New regulations on ”free choice of supplier” have made it interesting as well as possible for municipalities to pool together various elements of services of eldercare and to make a comprehensive supply of these services. To combine the operations of a residential home with services related to home care increases the certainty regarding the amount of work for a future supplier since citizens who live in residential homes will not be able to choose their own supplier. Consequently, a supplier is guaranteed a certain amount of work, which also helps the municipality achieve a better price. However, for employees in the eldercare sector this provides a new situation. Due to the transfer of the job to a private supplier, it is no longer the citizen’s own choice whether or not the assistance comes from a private or public organization. The employees were very resistant regarding the preparation of this invitation to tender. However, the participation of employees is a prerequisite in order to prepare the contractual terms since the employees are the ones with the knowledge of the pitfalls. Based on this, I have worked with the following problem: “How does the invitation to tender of welfare services affect the motivation of employees in the eldercare in Høje‐Taastrup Municipality?” In order to be able to answer this problem, I have researched what motivates employees in the eldercare sector, and thereafter how these factors are affected by the invitation to tender. By using theories of motivation, from Maslow’s Hierarchy of Needs and Herzberg’s Two‐Factor theory to theories that include Public Service Motivation, I have come to the conclusion that employees are partially driven by an altruistic desire to do something for others or contribute to the public value, and partially driven by their self‐interests with regards to monetary rewards, work conditions, possibility of acknowledgement, and enjoyment of the job. Interviews with selected employees have confirmed this picture, but also contributed to the creation of a more complex picture of what really motivates employees. They do not show demotivation as the classical theories of motivation prescribe when they are not provided with the desired framework. They fight for what they believe in, and respond by fighting even harder. The fact that someone profits monetarily from helping others is not compatible with the professional stance concerning the delivery of welfare services. The employees in the eldercare sector in Høje‐Taastrup Municipality are in many ways very similar to the professional employee. They are highly driven by the goal of doing work in the best interest of the citizen. This means that they do not always react as expected when it comes to demotivation in case the framework does not give them the opportunity to work in a client‐centric manner. In these situations they accept the battle against the system and embrace the role as the citizen’s advocate. It is no longer their specific work area that is important. Instead it is more important to stand up for the citizen and enhance the possibility of winning against the system. In special situations where the employees put all their energy into helping the citizens in the best possible way, they experience a kick when they are successful. This occurs in situations when they are helping a dying citizen or his or her relatives. Or it can happen, as mentioned above, when they pull off a victory against the system. Those are the situations in which they truly enjoy their work. These situations compensate for a large part of their other assignments which can be seen as trivial and rather unchallenging. The employees experience these kicks in situations where they have been given the freedom and acceptance from management/colleagues to spend the amount of time they find necessary. As a consequence, it happens in situations where they are either given or take the freedom to solely let their knowledge decide without being subject to management criteria such as quality standards or time pressure due to tight schedules. The freedom that the employees experience in the way they organize their work is a substantial part of what they fear they might lose if they are to be transferred to a corporation that also has a goal of maximizing its profit. Depriving them of this freedom will be considered an attack to their professional identity. Therefore, the employees fear that a transfer of the organization to a private supplier will result in a more strict management relative to what they experience today. They regard this freedom as a prerequisite to delivering a technically sound quality for the citizens that depend on their assistance. Thus, to engage employees in such a change requires that there are incorporated demands that secure this freedom when preparing specific requirements for a coming invitation to tender. Only by doing this can it be made certain that the competition takes place on a level playing field.

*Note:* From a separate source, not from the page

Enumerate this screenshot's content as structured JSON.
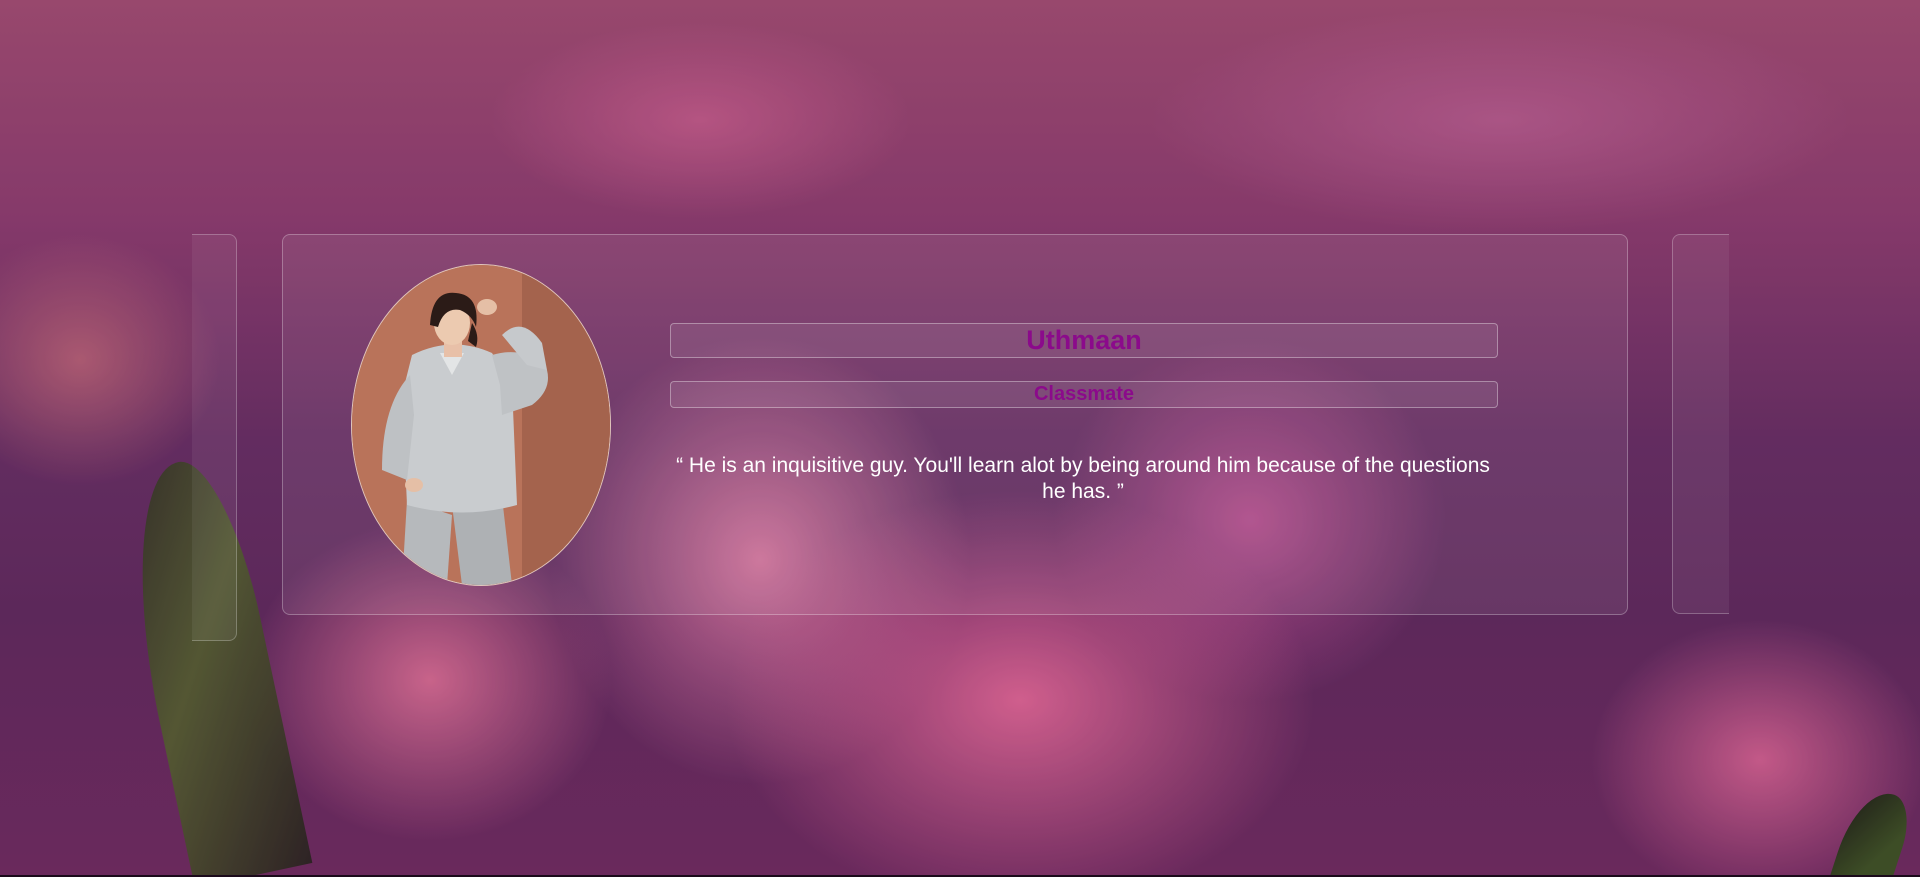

|Educations||Master of Public Governance, (Executive Master Programme) Final Thesis|
|Number of pages||50|